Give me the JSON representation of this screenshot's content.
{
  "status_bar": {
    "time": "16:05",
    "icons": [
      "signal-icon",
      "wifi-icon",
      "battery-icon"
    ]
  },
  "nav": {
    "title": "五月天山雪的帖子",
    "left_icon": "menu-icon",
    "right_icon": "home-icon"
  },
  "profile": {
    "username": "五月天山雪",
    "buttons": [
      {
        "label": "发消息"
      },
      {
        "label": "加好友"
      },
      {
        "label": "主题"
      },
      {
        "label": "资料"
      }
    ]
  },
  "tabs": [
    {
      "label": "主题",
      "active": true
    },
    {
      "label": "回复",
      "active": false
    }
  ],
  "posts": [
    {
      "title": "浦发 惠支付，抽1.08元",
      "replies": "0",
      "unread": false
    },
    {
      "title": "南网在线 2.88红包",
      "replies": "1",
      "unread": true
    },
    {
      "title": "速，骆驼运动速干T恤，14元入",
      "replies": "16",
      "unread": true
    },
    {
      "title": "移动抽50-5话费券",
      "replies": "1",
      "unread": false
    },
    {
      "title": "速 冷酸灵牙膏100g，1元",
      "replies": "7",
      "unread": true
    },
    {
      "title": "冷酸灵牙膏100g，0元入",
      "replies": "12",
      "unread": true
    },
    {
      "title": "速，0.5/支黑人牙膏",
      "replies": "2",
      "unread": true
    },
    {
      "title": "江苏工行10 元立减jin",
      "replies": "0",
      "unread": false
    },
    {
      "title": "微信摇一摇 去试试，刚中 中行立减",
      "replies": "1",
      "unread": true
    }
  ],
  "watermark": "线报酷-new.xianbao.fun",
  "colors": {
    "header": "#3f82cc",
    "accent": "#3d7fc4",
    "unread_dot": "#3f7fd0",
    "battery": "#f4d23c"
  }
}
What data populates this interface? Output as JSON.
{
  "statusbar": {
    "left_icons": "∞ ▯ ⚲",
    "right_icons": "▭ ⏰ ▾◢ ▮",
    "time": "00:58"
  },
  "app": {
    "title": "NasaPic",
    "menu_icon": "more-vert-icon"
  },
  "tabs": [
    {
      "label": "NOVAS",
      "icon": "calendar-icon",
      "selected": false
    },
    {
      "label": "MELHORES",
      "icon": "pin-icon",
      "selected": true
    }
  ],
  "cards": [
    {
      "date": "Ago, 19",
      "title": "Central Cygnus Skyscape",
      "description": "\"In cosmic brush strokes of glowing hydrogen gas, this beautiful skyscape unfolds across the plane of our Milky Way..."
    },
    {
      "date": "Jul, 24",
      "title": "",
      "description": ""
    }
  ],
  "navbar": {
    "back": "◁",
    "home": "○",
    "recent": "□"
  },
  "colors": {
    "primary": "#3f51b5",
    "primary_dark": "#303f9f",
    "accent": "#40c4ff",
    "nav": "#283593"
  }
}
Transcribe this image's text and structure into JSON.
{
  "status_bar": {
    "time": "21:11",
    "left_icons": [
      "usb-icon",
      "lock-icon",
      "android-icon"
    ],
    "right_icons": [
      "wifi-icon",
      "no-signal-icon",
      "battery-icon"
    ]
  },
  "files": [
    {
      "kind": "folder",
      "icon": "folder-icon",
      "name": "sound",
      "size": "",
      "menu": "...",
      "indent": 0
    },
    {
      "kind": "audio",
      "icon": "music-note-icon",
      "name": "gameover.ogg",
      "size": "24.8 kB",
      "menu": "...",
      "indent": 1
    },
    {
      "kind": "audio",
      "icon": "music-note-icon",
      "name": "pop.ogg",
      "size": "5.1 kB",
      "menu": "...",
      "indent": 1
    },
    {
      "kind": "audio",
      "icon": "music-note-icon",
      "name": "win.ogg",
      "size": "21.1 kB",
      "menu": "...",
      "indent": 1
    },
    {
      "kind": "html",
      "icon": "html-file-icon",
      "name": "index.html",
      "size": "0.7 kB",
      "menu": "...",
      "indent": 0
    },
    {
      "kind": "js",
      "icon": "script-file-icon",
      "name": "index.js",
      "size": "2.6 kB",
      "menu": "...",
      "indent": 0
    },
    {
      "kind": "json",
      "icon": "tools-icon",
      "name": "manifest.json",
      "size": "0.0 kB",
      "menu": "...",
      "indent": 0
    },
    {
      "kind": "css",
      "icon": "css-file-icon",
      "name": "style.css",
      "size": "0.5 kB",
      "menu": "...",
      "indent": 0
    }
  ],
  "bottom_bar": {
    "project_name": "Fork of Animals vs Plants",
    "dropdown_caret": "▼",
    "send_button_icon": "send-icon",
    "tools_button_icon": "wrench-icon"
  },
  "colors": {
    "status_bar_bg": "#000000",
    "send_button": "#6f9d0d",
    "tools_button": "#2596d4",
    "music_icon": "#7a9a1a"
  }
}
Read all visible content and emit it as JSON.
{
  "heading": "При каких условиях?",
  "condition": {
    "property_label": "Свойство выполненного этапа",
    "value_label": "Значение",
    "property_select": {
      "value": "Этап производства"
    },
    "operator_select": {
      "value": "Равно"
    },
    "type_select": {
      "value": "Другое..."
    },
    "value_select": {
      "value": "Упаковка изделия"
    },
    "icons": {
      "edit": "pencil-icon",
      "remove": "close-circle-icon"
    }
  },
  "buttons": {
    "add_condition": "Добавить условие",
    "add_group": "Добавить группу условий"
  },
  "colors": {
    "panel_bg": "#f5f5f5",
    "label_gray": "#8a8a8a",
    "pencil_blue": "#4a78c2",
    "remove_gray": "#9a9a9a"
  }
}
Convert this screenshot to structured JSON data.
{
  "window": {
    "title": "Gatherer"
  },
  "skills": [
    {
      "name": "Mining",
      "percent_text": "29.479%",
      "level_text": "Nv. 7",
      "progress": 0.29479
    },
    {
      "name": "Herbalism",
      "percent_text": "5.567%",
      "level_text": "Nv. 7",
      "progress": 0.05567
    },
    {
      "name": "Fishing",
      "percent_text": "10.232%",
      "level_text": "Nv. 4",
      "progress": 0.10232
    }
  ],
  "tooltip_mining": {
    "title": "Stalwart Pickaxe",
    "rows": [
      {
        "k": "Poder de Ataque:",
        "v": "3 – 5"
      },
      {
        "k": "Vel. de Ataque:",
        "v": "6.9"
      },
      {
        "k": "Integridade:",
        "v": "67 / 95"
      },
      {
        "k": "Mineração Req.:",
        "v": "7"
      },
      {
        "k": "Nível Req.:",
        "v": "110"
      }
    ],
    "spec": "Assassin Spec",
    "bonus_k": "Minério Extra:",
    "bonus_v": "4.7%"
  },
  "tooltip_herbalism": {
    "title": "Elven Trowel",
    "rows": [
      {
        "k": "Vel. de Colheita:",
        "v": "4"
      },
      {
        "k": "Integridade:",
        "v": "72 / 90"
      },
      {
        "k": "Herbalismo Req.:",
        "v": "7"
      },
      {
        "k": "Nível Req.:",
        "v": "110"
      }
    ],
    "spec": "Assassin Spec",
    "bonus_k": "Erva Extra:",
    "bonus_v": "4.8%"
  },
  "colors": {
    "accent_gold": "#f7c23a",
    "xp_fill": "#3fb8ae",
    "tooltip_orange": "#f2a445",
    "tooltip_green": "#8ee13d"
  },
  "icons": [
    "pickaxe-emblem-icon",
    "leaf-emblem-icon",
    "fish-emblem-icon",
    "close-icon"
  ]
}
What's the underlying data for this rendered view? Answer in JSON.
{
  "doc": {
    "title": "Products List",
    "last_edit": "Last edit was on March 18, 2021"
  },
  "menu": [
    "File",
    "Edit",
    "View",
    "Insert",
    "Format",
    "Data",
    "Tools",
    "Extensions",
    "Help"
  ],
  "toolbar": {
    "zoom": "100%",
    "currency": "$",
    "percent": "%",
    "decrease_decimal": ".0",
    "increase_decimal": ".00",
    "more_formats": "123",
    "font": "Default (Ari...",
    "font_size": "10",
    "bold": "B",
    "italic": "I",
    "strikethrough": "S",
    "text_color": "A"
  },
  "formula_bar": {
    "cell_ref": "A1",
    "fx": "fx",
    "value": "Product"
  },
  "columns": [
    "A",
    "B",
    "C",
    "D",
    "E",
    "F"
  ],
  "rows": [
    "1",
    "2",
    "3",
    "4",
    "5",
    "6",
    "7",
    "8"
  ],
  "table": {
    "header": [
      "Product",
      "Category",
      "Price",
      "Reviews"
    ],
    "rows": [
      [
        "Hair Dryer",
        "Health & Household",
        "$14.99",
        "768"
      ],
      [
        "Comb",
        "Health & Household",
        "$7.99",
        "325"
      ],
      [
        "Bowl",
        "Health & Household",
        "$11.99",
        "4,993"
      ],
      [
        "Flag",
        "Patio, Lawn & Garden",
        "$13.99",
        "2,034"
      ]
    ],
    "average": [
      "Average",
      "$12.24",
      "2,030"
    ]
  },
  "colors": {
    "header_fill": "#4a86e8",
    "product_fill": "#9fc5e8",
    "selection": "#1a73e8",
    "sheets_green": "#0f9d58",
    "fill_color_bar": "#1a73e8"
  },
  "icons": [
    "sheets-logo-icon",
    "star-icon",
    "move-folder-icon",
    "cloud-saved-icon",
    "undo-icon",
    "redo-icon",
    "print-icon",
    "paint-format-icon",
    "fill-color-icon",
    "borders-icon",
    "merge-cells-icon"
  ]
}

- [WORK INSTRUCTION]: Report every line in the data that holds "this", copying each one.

- [EXERCISE RESULT]:
Give me the JSON representation of this screenshot's content.
What data populates this interface? Output as JSON.
      "description": "\"In cosmic brush strokes of glowing hydrogen gas, this beautiful skyscape unfolds across the plane of our Milky Way..."
Transcribe this image's text and structure into JSON.
Convert this screenshot to structured JSON data.
What's the underlying data for this rendered view? Answer in JSON.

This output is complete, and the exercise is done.